*Aim of the task:* The task calls for each record to be given again unchanged, minus any pictures.

(Records drawn from a dataset)
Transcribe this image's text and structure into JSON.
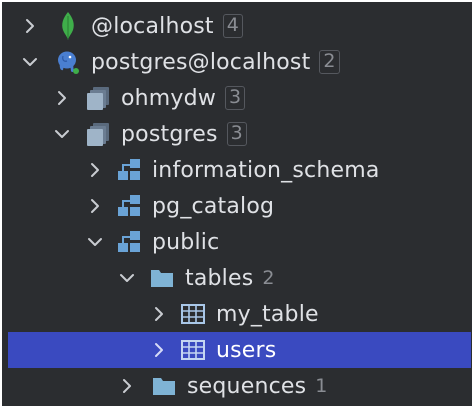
{
  "tree": {
    "rows": [
      {
        "label": "@localhost",
        "count": "4"
      },
      {
        "label": "postgres@localhost",
        "count": "2"
      },
      {
        "label": "ohmydw",
        "count": "3"
      },
      {
        "label": "postgres",
        "count": "3"
      },
      {
        "label": "information_schema"
      },
      {
        "label": "pg_catalog"
      },
      {
        "label": "public"
      },
      {
        "label": "tables",
        "count": "2"
      },
      {
        "label": "my_table"
      },
      {
        "label": "users"
      },
      {
        "label": "sequences",
        "count": "1"
      }
    ]
  },
  "colors": {
    "background": "#2b2d30",
    "text": "#dfe1e5",
    "selection": "#3a4ac0",
    "count_text": "#8a8d93",
    "mongodb_leaf": "#3fae4a",
    "postgres_blue": "#4a7fd1",
    "folder": "#7fb3d5",
    "table_icon": "#a9c7e8",
    "schema_icon": "#6aa3d6"
  }
}
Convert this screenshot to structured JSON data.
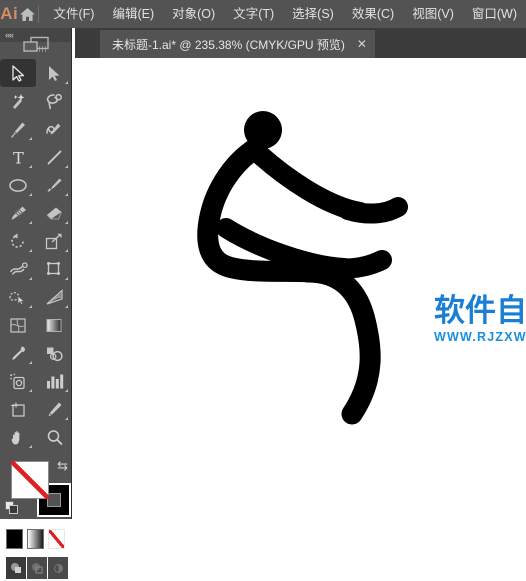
{
  "app": {
    "logo_text": "Ai",
    "home_icon": "home-icon"
  },
  "menubar": {
    "items": [
      {
        "label": "文件(F)",
        "name": "menu-file"
      },
      {
        "label": "编辑(E)",
        "name": "menu-edit"
      },
      {
        "label": "对象(O)",
        "name": "menu-object"
      },
      {
        "label": "文字(T)",
        "name": "menu-type"
      },
      {
        "label": "选择(S)",
        "name": "menu-select"
      },
      {
        "label": "效果(C)",
        "name": "menu-effect"
      },
      {
        "label": "视图(V)",
        "name": "menu-view"
      },
      {
        "label": "窗口(W)",
        "name": "menu-window"
      }
    ]
  },
  "document_tab": {
    "title": "未标题-1.ai* @ 235.38% (CMYK/GPU 预览)",
    "close_label": "✕",
    "zoom_level": "235.38%",
    "color_mode": "CMYK",
    "preview_mode": "GPU 预览",
    "modified": true
  },
  "toolbox": {
    "collapse_label": "««",
    "tools": [
      {
        "name": "selection-tool",
        "active": true,
        "has_flyout": false
      },
      {
        "name": "direct-selection-tool",
        "active": false,
        "has_flyout": true
      },
      {
        "name": "magic-wand-tool",
        "active": false,
        "has_flyout": false
      },
      {
        "name": "lasso-tool",
        "active": false,
        "has_flyout": false
      },
      {
        "name": "pen-tool",
        "active": false,
        "has_flyout": true
      },
      {
        "name": "curvature-tool",
        "active": false,
        "has_flyout": false
      },
      {
        "name": "type-tool",
        "active": false,
        "has_flyout": true
      },
      {
        "name": "line-segment-tool",
        "active": false,
        "has_flyout": true
      },
      {
        "name": "ellipse-tool",
        "active": false,
        "has_flyout": true
      },
      {
        "name": "paintbrush-tool",
        "active": false,
        "has_flyout": true
      },
      {
        "name": "shaper-tool",
        "active": false,
        "has_flyout": true
      },
      {
        "name": "eraser-tool",
        "active": false,
        "has_flyout": true
      },
      {
        "name": "rotate-tool",
        "active": false,
        "has_flyout": true
      },
      {
        "name": "scale-tool",
        "active": false,
        "has_flyout": true
      },
      {
        "name": "width-tool",
        "active": false,
        "has_flyout": true
      },
      {
        "name": "free-transform-tool",
        "active": false,
        "has_flyout": true
      },
      {
        "name": "shape-builder-tool",
        "active": false,
        "has_flyout": true
      },
      {
        "name": "perspective-grid-tool",
        "active": false,
        "has_flyout": true
      },
      {
        "name": "mesh-tool",
        "active": false,
        "has_flyout": false
      },
      {
        "name": "gradient-tool",
        "active": false,
        "has_flyout": false
      },
      {
        "name": "eyedropper-tool",
        "active": false,
        "has_flyout": true
      },
      {
        "name": "blend-tool",
        "active": false,
        "has_flyout": false
      },
      {
        "name": "symbol-sprayer-tool",
        "active": false,
        "has_flyout": true
      },
      {
        "name": "column-graph-tool",
        "active": false,
        "has_flyout": true
      },
      {
        "name": "artboard-tool",
        "active": false,
        "has_flyout": false
      },
      {
        "name": "slice-tool",
        "active": false,
        "has_flyout": true
      },
      {
        "name": "hand-tool",
        "active": false,
        "has_flyout": true
      },
      {
        "name": "zoom-tool",
        "active": false,
        "has_flyout": false
      }
    ],
    "color_controls": {
      "fill": "none",
      "fill_color": "#ffffff",
      "stroke": "solid",
      "stroke_color": "#000000",
      "swap_label": "⇆",
      "mini_buttons": [
        {
          "name": "color-button",
          "selected": false
        },
        {
          "name": "gradient-button",
          "selected": false
        },
        {
          "name": "none-button",
          "selected": true
        }
      ],
      "draw_modes": [
        {
          "name": "draw-normal-button",
          "selected": true
        },
        {
          "name": "draw-behind-button",
          "selected": false
        },
        {
          "name": "draw-inside-button",
          "selected": false
        }
      ],
      "screen_mode": "change-screen-mode-button"
    }
  },
  "canvas": {
    "background_color": "#ffffff",
    "artwork_name": "stick-figure-sitting",
    "artwork_color": "#000000"
  },
  "watermark": {
    "cn_text": "软件自学网",
    "en_text": "WWW.RJZXW.COM",
    "color": "#1a7fd4"
  }
}
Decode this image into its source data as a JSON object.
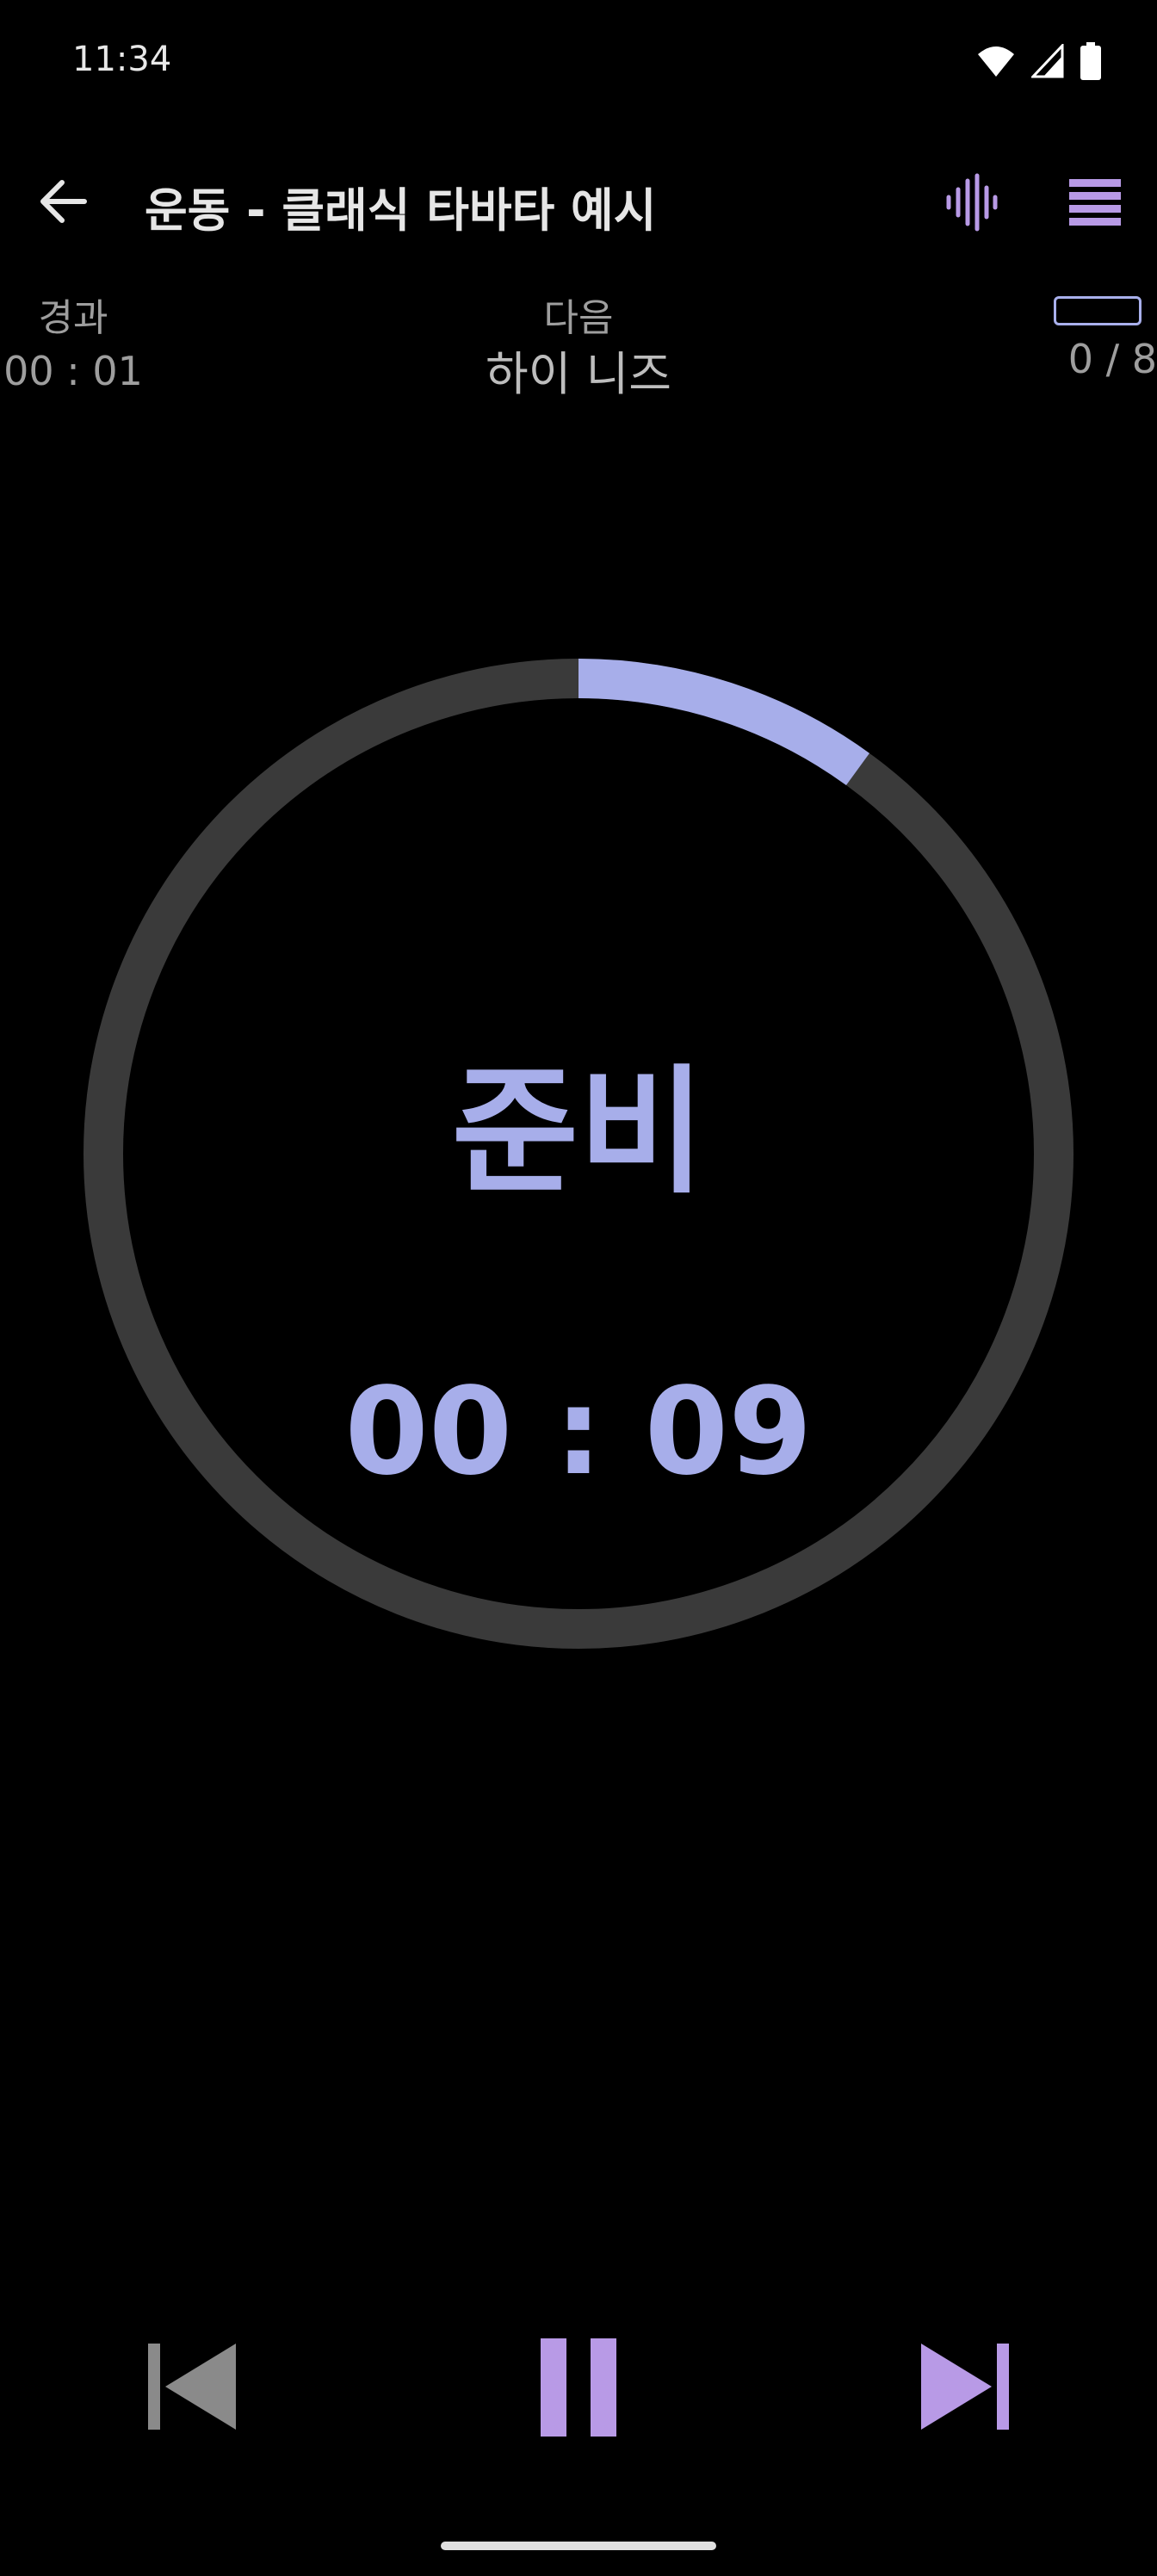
{
  "status_bar": {
    "time": "11:34"
  },
  "app_bar": {
    "title": "운동 - 클래식 타바타 예시"
  },
  "info": {
    "elapsed_label": "경과",
    "elapsed_value": "00 : 01",
    "next_label": "다음",
    "next_value": "하이 니즈",
    "round_count": "0 / 8"
  },
  "timer": {
    "phase": "준비",
    "remaining": "00 : 09",
    "progress_fraction": 0.1
  },
  "colors": {
    "accent": "#a7aeea",
    "accent_purple": "#b89ae6",
    "ring_track": "#3a3a3a",
    "disabled": "#8a8a8a"
  },
  "icons": [
    "back-arrow-icon",
    "sound-wave-icon",
    "menu-icon",
    "skip-previous-icon",
    "pause-icon",
    "skip-next-icon",
    "wifi-icon",
    "signal-icon",
    "battery-icon"
  ]
}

*Exercise result:*
Transcribe this image's text and structure into JSON.
{
  "tree": {
    "rows": [
      {
        "label": "@localhost",
        "count": "4"
      },
      {
        "label": "postgres@localhost",
        "count": "2"
      },
      {
        "label": "ohmydw",
        "count": "3"
      },
      {
        "label": "postgres",
        "count": "3"
      },
      {
        "label": "information_schema"
      },
      {
        "label": "pg_catalog"
      },
      {
        "label": "public"
      },
      {
        "label": "tables",
        "count": "2"
      },
      {
        "label": "my_table"
      },
      {
        "label": "users"
      },
      {
        "label": "sequences",
        "count": "1"
      }
    ]
  },
  "colors": {
    "background": "#2b2d30",
    "text": "#dfe1e5",
    "selection": "#3a4ac0",
    "count_text": "#8a8d93",
    "mongodb_leaf": "#3fae4a",
    "postgres_blue": "#4a7fd1",
    "folder": "#7fb3d5",
    "table_icon": "#a9c7e8",
    "schema_icon": "#6aa3d6"
  }
}
Convert this screenshot to structured JSON data.
{
  "app": {
    "logo_text": "Ai",
    "home_icon": "home-icon"
  },
  "menubar": {
    "items": [
      {
        "label": "文件(F)",
        "name": "menu-file"
      },
      {
        "label": "编辑(E)",
        "name": "menu-edit"
      },
      {
        "label": "对象(O)",
        "name": "menu-object"
      },
      {
        "label": "文字(T)",
        "name": "menu-type"
      },
      {
        "label": "选择(S)",
        "name": "menu-select"
      },
      {
        "label": "效果(C)",
        "name": "menu-effect"
      },
      {
        "label": "视图(V)",
        "name": "menu-view"
      },
      {
        "label": "窗口(W)",
        "name": "menu-window"
      }
    ]
  },
  "document_tab": {
    "title": "未标题-1.ai* @ 235.38% (CMYK/GPU 预览)",
    "close_label": "✕",
    "zoom_level": "235.38%",
    "color_mode": "CMYK",
    "preview_mode": "GPU 预览",
    "modified": true
  },
  "toolbox": {
    "collapse_label": "««",
    "tools": [
      {
        "name": "selection-tool",
        "active": true,
        "has_flyout": false
      },
      {
        "name": "direct-selection-tool",
        "active": false,
        "has_flyout": true
      },
      {
        "name": "magic-wand-tool",
        "active": false,
        "has_flyout": false
      },
      {
        "name": "lasso-tool",
        "active": false,
        "has_flyout": false
      },
      {
        "name": "pen-tool",
        "active": false,
        "has_flyout": true
      },
      {
        "name": "curvature-tool",
        "active": false,
        "has_flyout": false
      },
      {
        "name": "type-tool",
        "active": false,
        "has_flyout": true
      },
      {
        "name": "line-segment-tool",
        "active": false,
        "has_flyout": true
      },
      {
        "name": "ellipse-tool",
        "active": false,
        "has_flyout": true
      },
      {
        "name": "paintbrush-tool",
        "active": false,
        "has_flyout": true
      },
      {
        "name": "shaper-tool",
        "active": false,
        "has_flyout": true
      },
      {
        "name": "eraser-tool",
        "active": false,
        "has_flyout": true
      },
      {
        "name": "rotate-tool",
        "active": false,
        "has_flyout": true
      },
      {
        "name": "scale-tool",
        "active": false,
        "has_flyout": true
      },
      {
        "name": "width-tool",
        "active": false,
        "has_flyout": true
      },
      {
        "name": "free-transform-tool",
        "active": false,
        "has_flyout": true
      },
      {
        "name": "shape-builder-tool",
        "active": false,
        "has_flyout": true
      },
      {
        "name": "perspective-grid-tool",
        "active": false,
        "has_flyout": true
      },
      {
        "name": "mesh-tool",
        "active": false,
        "has_flyout": false
      },
      {
        "name": "gradient-tool",
        "active": false,
        "has_flyout": false
      },
      {
        "name": "eyedropper-tool",
        "active": false,
        "has_flyout": true
      },
      {
        "name": "blend-tool",
        "active": false,
        "has_flyout": false
      },
      {
        "name": "symbol-sprayer-tool",
        "active": false,
        "has_flyout": true
      },
      {
        "name": "column-graph-tool",
        "active": false,
        "has_flyout": true
      },
      {
        "name": "artboard-tool",
        "active": false,
        "has_flyout": false
      },
      {
        "name": "slice-tool",
        "active": false,
        "has_flyout": true
      },
      {
        "name": "hand-tool",
        "active": false,
        "has_flyout": true
      },
      {
        "name": "zoom-tool",
        "active": false,
        "has_flyout": false
      }
    ],
    "color_controls": {
      "fill": "none",
      "fill_color": "#ffffff",
      "stroke": "solid",
      "stroke_color": "#000000",
      "swap_label": "⇆",
      "mini_buttons": [
        {
          "name": "color-button",
          "selected": false
        },
        {
          "name": "gradient-button",
          "selected": false
        },
        {
          "name": "none-button",
          "selected": true
        }
      ],
      "draw_modes": [
        {
          "name": "draw-normal-button",
          "selected": true
        },
        {
          "name": "draw-behind-button",
          "selected": false
        },
        {
          "name": "draw-inside-button",
          "selected": false
        }
      ],
      "screen_mode": "change-screen-mode-button"
    }
  },
  "canvas": {
    "background_color": "#ffffff",
    "artwork_name": "stick-figure-sitting",
    "artwork_color": "#000000"
  },
  "watermark": {
    "cn_text": "软件自学网",
    "en_text": "WWW.RJZXW.COM",
    "color": "#1a7fd4"
  }
}
Decode this image into its source data as a JSON object.
{
  "status_bar": {
    "time": "11:34"
  },
  "app_bar": {
    "title": "운동 - 클래식 타바타 예시"
  },
  "info": {
    "elapsed_label": "경과",
    "elapsed_value": "00 : 01",
    "next_label": "다음",
    "next_value": "하이 니즈",
    "round_count": "0 / 8"
  },
  "timer": {
    "phase": "준비",
    "remaining": "00 : 09",
    "progress_fraction": 0.1
  },
  "colors": {
    "accent": "#a7aeea",
    "accent_purple": "#b89ae6",
    "ring_track": "#3a3a3a",
    "disabled": "#8a8a8a"
  },
  "icons": [
    "back-arrow-icon",
    "sound-wave-icon",
    "menu-icon",
    "skip-previous-icon",
    "pause-icon",
    "skip-next-icon",
    "wifi-icon",
    "signal-icon",
    "battery-icon"
  ]
}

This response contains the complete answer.